--- START ---

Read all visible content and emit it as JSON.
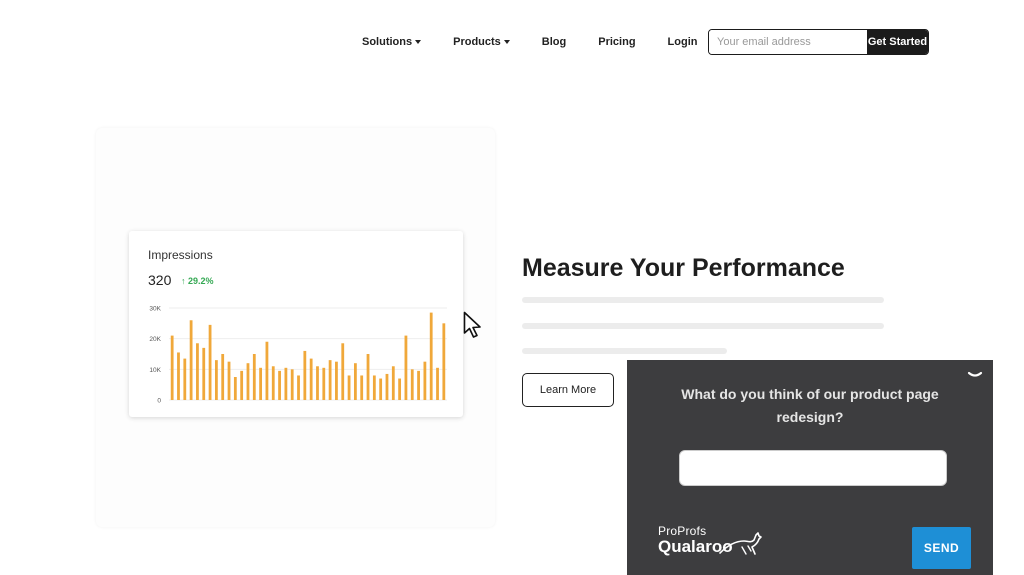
{
  "nav": {
    "items": [
      {
        "label": "Solutions",
        "dropdown": true
      },
      {
        "label": "Products",
        "dropdown": true
      },
      {
        "label": "Blog",
        "dropdown": false
      },
      {
        "label": "Pricing",
        "dropdown": false
      },
      {
        "label": "Login",
        "dropdown": false
      }
    ],
    "email_placeholder": "Your email address",
    "cta_label": "Get Started"
  },
  "impressions": {
    "title": "Impressions",
    "value": "320",
    "change": "↑ 29.2%",
    "colors": {
      "bar": "#f0a83a",
      "grid": "#eeeeee",
      "change": "#34a853"
    },
    "chart_data": {
      "type": "bar",
      "yticks": [
        "0",
        "10K",
        "20K",
        "30K"
      ],
      "ylim": [
        0,
        30000
      ],
      "values": [
        21000,
        15500,
        13500,
        26000,
        18500,
        17000,
        24500,
        13000,
        15000,
        12500,
        7500,
        9500,
        12000,
        15000,
        10500,
        19000,
        11000,
        9500,
        10500,
        10000,
        8000,
        16000,
        13500,
        11000,
        10500,
        13000,
        12500,
        18500,
        8000,
        12000,
        8000,
        15000,
        8000,
        7000,
        8500,
        11000,
        7000,
        21000,
        10000,
        9500,
        12500,
        28500,
        10500,
        25000
      ]
    }
  },
  "hero": {
    "headline": "Measure Your Performance",
    "learn_more_label": "Learn More"
  },
  "survey": {
    "question": "What do you think of our product page redesign?",
    "brand_top": "ProProfs",
    "brand_bottom": "Qualaroo",
    "send_label": "SEND",
    "colors": {
      "panel": "#3d3d3f",
      "send": "#1e8fd6"
    }
  }
}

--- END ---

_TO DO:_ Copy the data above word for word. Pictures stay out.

_OUTPUT:_
Read all visible content and emit it as JSON.
{
  "nav": {
    "items": [
      {
        "label": "Solutions",
        "dropdown": true
      },
      {
        "label": "Products",
        "dropdown": true
      },
      {
        "label": "Blog",
        "dropdown": false
      },
      {
        "label": "Pricing",
        "dropdown": false
      },
      {
        "label": "Login",
        "dropdown": false
      }
    ],
    "email_placeholder": "Your email address",
    "cta_label": "Get Started"
  },
  "impressions": {
    "title": "Impressions",
    "value": "320",
    "change": "↑ 29.2%",
    "colors": {
      "bar": "#f0a83a",
      "grid": "#eeeeee",
      "change": "#34a853"
    },
    "chart_data": {
      "type": "bar",
      "yticks": [
        "0",
        "10K",
        "20K",
        "30K"
      ],
      "ylim": [
        0,
        30000
      ],
      "values": [
        21000,
        15500,
        13500,
        26000,
        18500,
        17000,
        24500,
        13000,
        15000,
        12500,
        7500,
        9500,
        12000,
        15000,
        10500,
        19000,
        11000,
        9500,
        10500,
        10000,
        8000,
        16000,
        13500,
        11000,
        10500,
        13000,
        12500,
        18500,
        8000,
        12000,
        8000,
        15000,
        8000,
        7000,
        8500,
        11000,
        7000,
        21000,
        10000,
        9500,
        12500,
        28500,
        10500,
        25000
      ]
    }
  },
  "hero": {
    "headline": "Measure Your Performance",
    "learn_more_label": "Learn More"
  },
  "survey": {
    "question": "What do you think of our product page redesign?",
    "brand_top": "ProProfs",
    "brand_bottom": "Qualaroo",
    "send_label": "SEND",
    "colors": {
      "panel": "#3d3d3f",
      "send": "#1e8fd6"
    }
  }
}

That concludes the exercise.